**Problem to work on:** Bring together every line in the data that includes "label".

[Web page and app entries]
•••••

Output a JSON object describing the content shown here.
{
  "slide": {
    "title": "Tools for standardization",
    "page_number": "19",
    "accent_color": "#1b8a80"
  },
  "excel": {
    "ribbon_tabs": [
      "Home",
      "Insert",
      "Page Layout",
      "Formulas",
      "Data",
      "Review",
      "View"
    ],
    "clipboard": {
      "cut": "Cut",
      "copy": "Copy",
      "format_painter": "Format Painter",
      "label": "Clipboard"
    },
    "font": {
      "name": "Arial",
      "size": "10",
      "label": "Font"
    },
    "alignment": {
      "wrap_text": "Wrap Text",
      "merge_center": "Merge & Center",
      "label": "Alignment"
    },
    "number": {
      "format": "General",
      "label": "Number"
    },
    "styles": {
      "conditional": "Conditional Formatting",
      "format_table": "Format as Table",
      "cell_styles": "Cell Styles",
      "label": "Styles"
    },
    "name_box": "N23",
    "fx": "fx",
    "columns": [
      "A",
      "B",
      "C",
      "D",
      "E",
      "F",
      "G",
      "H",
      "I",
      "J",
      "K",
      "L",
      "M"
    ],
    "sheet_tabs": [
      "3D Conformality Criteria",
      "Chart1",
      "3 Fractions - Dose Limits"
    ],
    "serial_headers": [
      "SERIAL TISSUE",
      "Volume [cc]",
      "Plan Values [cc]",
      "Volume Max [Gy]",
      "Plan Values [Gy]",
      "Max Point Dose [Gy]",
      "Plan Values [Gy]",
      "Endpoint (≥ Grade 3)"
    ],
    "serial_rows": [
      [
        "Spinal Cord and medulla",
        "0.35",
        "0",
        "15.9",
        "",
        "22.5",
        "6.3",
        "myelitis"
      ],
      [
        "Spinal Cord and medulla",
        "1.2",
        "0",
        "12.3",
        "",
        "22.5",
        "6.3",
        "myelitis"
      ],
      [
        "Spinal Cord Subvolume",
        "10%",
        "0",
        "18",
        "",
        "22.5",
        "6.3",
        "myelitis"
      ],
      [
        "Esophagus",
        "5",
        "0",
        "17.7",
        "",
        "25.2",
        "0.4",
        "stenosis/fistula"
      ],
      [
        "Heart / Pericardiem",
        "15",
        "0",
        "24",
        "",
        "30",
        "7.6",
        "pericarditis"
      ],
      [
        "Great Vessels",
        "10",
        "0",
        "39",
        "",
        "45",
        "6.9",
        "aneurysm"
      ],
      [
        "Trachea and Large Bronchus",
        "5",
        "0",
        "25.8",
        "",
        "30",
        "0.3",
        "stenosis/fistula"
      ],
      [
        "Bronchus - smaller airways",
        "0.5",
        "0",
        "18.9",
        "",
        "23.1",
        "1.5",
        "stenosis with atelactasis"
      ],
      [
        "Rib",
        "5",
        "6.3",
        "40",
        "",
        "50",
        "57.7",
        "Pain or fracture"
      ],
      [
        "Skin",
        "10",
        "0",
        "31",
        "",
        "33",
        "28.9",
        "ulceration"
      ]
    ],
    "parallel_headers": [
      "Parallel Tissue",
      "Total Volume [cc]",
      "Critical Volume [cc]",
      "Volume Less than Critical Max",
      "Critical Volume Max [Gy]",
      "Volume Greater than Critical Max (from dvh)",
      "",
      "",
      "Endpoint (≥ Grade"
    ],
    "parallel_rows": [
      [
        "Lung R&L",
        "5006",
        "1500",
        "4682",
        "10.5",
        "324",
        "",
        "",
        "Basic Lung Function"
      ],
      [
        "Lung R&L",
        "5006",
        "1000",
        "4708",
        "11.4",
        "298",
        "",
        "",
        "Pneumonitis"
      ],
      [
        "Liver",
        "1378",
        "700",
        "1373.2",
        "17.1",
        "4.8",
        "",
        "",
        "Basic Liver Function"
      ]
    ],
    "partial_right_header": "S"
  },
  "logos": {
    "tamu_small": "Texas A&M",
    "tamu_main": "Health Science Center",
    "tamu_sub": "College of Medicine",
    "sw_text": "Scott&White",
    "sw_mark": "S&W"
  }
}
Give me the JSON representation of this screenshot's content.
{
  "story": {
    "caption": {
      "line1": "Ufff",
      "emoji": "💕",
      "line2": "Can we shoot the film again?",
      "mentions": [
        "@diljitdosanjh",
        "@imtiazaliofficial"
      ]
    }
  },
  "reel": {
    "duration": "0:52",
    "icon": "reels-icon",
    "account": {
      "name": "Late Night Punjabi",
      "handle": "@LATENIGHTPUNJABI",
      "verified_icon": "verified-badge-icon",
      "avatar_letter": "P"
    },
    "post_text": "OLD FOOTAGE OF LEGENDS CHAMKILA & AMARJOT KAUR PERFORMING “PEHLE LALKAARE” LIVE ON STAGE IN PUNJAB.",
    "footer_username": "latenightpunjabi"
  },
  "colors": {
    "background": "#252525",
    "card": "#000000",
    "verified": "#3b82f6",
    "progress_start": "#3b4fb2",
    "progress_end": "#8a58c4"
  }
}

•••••

**Your solution:**
      "label": "Clipboard"
      "label": "Font"
      "label": "Alignment"
      "label": "Number"
      "label": "Styles"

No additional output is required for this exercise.